• What is needed
Output each entry verbatim and exclude every picture from it.

(Website and app data records)

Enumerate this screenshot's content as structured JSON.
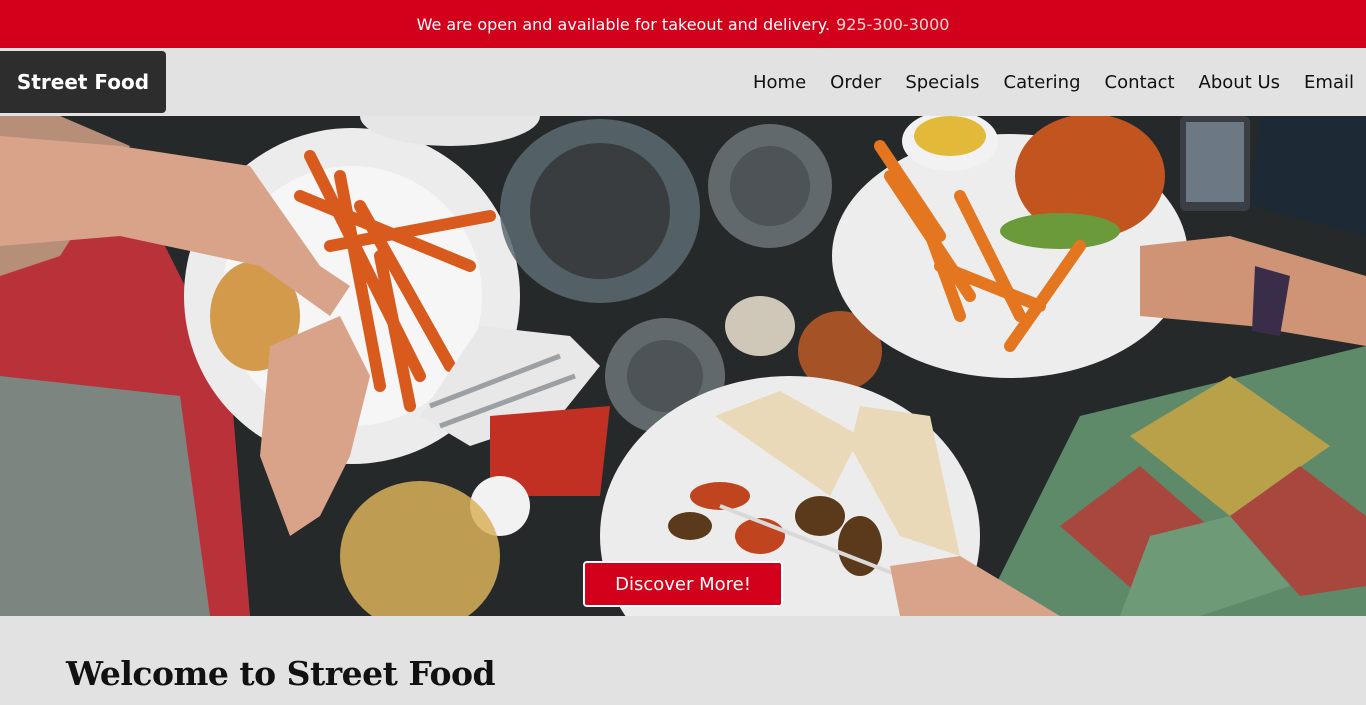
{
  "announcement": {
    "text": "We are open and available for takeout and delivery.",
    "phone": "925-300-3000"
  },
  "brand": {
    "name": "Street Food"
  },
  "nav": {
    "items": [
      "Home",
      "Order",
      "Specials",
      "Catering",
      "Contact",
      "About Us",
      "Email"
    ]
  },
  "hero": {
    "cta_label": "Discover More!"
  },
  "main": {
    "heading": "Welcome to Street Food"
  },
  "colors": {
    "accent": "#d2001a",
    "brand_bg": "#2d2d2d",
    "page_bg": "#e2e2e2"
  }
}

• Result of the task
Enumerate this screenshot's content as structured JSON.
{
  "announcement": {
    "text": "We are open and available for takeout and delivery.",
    "phone": "925-300-3000"
  },
  "brand": {
    "name": "Street Food"
  },
  "nav": {
    "items": [
      "Home",
      "Order",
      "Specials",
      "Catering",
      "Contact",
      "About Us",
      "Email"
    ]
  },
  "hero": {
    "cta_label": "Discover More!"
  },
  "main": {
    "heading": "Welcome to Street Food"
  },
  "colors": {
    "accent": "#d2001a",
    "brand_bg": "#2d2d2d",
    "page_bg": "#e2e2e2"
  }
}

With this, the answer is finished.